Most military thinkers in the years leading up to World War II saw the airplane as an afterthought. But a small band of idealistic strategists, the "Bomber Mafia," asked: What if precision bombing could cripple the enemy and make war far less lethal? Instead, the March 10, 1945 attack on Tokyo was the most catastrophic bombing in history. Expanding on a discussion begun in his podcast Revisionist History, Malcolm Gladwell profiles Curtis LeMay, whose Machiavellian struggle with fellow general Haywood Hansell paved the way for scorched-earth tactics in Japan that remain controversial today.
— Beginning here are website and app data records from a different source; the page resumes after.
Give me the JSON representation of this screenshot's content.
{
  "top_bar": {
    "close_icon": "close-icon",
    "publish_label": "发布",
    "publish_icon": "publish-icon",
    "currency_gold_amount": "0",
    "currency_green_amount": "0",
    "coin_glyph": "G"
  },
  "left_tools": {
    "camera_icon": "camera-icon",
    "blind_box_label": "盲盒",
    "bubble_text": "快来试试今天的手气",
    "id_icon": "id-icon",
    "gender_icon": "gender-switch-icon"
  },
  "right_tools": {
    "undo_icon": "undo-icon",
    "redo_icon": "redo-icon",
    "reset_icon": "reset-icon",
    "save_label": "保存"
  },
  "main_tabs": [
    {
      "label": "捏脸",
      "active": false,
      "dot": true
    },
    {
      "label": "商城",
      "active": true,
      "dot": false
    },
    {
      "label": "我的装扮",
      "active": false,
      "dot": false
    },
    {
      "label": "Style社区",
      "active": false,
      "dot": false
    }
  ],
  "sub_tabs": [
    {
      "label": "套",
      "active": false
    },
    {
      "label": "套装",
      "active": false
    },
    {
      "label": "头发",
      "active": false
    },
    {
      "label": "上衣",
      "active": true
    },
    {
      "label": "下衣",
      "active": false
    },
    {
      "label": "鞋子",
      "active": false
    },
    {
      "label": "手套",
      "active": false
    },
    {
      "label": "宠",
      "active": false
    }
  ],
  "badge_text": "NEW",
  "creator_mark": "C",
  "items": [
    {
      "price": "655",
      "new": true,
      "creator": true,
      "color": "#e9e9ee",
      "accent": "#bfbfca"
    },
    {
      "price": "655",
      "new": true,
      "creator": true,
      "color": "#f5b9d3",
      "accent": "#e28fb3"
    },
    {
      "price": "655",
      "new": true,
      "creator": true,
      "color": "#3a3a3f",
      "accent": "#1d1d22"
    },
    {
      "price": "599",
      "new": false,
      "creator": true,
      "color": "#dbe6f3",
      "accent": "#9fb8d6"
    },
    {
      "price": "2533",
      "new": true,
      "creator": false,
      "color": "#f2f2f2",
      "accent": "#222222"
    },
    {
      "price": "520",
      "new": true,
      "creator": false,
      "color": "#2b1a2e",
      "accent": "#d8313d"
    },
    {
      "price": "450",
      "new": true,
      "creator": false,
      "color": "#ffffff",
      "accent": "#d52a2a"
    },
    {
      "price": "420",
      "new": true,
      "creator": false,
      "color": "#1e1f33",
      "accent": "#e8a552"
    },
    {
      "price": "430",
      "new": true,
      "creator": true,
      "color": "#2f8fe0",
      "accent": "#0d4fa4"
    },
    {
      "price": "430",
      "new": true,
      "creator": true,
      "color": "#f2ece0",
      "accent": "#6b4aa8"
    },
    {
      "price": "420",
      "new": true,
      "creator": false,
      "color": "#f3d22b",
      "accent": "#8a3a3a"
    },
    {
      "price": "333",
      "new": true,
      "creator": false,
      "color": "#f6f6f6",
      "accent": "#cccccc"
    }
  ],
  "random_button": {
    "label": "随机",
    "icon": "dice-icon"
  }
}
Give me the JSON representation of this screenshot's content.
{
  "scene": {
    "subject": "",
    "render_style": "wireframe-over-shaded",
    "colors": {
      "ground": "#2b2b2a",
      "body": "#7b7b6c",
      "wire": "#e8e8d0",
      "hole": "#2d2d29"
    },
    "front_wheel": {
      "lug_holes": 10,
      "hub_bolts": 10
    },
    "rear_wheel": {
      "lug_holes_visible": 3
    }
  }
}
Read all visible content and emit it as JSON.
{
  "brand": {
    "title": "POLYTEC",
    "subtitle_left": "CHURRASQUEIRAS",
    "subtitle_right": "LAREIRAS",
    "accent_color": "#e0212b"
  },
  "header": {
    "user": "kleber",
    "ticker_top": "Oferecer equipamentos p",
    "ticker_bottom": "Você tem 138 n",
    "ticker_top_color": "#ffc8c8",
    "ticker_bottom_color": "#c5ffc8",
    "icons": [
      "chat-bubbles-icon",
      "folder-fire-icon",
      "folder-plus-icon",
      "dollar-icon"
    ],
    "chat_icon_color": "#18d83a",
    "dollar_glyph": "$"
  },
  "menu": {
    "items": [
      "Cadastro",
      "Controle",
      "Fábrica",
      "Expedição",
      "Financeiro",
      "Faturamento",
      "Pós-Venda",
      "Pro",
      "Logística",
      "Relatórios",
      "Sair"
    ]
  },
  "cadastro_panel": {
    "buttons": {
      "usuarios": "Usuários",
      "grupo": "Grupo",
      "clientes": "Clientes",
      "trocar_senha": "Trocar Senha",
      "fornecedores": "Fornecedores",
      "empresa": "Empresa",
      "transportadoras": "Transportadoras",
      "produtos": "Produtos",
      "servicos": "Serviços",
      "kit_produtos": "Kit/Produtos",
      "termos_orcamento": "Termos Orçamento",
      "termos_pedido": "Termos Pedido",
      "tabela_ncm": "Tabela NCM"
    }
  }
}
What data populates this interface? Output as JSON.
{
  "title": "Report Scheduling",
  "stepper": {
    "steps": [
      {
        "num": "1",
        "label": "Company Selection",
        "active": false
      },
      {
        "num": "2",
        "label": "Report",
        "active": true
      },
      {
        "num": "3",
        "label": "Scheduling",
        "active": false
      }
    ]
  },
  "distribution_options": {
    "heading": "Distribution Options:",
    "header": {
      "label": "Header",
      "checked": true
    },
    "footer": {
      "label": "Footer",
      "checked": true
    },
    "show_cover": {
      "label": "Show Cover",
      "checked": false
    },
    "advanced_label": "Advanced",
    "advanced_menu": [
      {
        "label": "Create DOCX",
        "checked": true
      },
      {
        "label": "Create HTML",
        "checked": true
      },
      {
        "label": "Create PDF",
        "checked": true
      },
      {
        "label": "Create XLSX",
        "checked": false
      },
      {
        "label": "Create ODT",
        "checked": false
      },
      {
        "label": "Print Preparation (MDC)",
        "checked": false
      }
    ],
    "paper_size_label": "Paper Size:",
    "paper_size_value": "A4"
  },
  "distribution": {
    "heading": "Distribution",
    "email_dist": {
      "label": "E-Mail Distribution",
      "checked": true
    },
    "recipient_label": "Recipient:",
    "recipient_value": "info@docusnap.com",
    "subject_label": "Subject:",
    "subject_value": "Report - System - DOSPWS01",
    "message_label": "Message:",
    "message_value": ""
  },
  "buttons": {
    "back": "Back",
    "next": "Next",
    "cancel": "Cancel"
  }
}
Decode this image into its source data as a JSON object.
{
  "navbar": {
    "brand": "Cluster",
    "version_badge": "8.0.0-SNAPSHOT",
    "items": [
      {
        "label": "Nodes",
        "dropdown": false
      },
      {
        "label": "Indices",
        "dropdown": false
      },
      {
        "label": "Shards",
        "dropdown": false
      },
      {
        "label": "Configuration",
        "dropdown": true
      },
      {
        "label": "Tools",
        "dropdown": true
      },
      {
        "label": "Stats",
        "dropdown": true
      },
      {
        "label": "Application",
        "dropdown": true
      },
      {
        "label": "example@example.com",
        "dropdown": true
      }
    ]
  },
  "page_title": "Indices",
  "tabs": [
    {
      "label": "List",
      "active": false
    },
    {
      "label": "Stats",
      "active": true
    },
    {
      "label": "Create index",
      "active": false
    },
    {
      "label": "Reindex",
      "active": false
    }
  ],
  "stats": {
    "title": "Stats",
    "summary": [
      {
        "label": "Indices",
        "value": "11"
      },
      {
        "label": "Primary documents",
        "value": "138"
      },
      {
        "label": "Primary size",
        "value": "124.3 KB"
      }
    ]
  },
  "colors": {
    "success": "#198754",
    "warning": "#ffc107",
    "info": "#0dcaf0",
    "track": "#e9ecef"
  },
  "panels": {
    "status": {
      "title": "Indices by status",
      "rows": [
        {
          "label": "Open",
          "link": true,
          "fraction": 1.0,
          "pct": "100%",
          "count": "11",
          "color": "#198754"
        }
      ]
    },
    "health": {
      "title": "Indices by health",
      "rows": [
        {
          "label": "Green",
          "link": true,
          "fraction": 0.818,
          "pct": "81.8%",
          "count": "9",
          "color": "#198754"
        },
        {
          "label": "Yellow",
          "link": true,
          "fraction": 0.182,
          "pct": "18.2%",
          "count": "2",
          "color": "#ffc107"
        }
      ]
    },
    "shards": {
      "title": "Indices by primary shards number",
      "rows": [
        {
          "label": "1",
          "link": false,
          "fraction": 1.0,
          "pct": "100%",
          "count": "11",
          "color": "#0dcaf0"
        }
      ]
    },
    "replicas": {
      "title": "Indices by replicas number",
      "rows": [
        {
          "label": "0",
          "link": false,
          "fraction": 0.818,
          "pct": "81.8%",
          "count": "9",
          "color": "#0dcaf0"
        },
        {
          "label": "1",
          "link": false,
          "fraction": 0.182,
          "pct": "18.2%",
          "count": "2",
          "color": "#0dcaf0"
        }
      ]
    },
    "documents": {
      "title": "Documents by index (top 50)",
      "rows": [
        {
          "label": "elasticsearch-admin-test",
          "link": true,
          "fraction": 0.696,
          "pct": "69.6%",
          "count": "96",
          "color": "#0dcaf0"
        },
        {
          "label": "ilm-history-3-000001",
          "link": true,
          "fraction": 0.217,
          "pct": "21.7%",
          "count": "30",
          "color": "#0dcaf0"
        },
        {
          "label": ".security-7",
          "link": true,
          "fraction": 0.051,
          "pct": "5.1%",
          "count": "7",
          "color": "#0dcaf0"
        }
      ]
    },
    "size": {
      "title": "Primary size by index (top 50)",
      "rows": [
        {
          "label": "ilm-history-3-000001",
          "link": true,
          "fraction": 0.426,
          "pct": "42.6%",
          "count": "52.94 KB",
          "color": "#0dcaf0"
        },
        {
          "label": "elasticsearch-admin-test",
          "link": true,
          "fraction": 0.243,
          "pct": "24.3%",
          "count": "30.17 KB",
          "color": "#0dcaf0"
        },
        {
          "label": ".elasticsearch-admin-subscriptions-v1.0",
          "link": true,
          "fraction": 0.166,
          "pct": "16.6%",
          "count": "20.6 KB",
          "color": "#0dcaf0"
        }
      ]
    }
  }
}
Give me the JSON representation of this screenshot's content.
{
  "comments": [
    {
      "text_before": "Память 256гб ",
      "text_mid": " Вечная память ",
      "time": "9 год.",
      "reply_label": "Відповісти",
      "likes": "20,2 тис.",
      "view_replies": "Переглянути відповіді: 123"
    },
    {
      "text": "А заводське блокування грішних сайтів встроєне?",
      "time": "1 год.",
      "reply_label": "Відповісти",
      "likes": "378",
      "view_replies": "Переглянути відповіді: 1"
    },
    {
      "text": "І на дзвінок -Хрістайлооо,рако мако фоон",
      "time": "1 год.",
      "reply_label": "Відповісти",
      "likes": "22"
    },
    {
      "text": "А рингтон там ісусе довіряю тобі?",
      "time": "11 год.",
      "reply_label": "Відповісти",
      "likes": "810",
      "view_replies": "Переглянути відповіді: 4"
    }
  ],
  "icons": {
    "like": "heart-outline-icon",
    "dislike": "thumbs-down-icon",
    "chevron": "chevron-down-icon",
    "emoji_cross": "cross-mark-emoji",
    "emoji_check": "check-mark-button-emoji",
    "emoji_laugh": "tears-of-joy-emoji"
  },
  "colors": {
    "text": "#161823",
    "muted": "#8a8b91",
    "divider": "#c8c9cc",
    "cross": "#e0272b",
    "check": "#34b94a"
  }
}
"A ruminative, anecdotal account of what led up to the deadliest air raid of WWII…. Gladwell provides plenty of colorful details and poses intriguing questions.'"—Publishers Weekly